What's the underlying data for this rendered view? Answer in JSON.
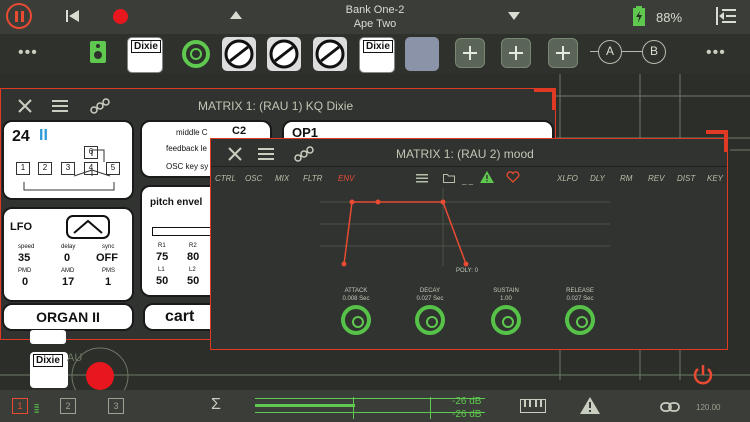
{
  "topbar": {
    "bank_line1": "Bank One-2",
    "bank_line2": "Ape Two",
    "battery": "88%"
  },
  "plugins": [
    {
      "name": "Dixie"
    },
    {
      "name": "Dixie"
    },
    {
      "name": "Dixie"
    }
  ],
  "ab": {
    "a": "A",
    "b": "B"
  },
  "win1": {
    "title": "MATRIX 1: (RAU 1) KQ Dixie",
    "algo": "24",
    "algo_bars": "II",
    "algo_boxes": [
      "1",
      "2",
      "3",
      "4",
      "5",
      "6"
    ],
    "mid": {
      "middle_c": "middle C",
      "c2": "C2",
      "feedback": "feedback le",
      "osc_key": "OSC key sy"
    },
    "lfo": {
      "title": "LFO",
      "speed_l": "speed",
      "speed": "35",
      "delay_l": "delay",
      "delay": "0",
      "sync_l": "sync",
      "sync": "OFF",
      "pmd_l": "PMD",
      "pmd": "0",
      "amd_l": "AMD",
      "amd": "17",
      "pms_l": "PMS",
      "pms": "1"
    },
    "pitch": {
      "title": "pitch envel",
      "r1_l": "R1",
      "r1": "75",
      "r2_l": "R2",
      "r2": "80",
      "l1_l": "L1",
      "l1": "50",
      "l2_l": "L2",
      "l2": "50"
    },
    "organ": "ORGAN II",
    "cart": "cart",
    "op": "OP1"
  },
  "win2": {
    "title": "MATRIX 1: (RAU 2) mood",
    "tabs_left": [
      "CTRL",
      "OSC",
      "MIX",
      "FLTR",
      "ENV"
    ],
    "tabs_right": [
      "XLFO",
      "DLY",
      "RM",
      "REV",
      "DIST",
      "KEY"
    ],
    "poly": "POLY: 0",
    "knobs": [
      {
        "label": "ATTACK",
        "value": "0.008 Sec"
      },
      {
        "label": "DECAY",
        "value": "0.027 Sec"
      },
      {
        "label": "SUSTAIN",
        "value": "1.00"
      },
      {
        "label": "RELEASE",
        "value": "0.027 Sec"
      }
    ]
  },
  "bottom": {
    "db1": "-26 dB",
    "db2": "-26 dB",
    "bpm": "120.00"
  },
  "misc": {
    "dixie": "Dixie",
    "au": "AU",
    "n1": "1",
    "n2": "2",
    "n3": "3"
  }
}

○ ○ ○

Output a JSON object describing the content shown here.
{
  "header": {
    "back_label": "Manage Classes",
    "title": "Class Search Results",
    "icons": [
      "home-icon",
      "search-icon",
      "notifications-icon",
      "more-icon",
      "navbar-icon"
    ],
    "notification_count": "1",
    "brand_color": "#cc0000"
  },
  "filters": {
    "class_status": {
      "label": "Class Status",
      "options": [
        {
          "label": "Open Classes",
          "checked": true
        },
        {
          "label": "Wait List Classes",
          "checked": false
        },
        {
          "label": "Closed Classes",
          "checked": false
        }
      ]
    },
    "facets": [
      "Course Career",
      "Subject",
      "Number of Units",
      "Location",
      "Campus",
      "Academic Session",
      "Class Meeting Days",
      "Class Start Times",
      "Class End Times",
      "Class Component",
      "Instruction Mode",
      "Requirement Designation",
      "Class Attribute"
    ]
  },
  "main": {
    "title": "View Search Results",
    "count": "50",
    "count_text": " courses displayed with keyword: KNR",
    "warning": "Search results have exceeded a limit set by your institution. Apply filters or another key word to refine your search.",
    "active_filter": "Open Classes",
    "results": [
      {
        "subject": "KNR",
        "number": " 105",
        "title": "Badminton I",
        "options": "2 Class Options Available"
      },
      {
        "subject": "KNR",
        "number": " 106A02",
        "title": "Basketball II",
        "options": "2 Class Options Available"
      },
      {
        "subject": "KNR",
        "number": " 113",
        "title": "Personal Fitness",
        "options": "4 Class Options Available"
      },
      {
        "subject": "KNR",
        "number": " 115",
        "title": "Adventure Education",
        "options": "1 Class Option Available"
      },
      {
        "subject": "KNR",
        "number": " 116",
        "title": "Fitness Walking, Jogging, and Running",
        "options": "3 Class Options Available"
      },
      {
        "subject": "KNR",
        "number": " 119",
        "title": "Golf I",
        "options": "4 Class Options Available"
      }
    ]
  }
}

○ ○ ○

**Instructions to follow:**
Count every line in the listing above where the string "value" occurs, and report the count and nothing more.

**Solved problem:**
4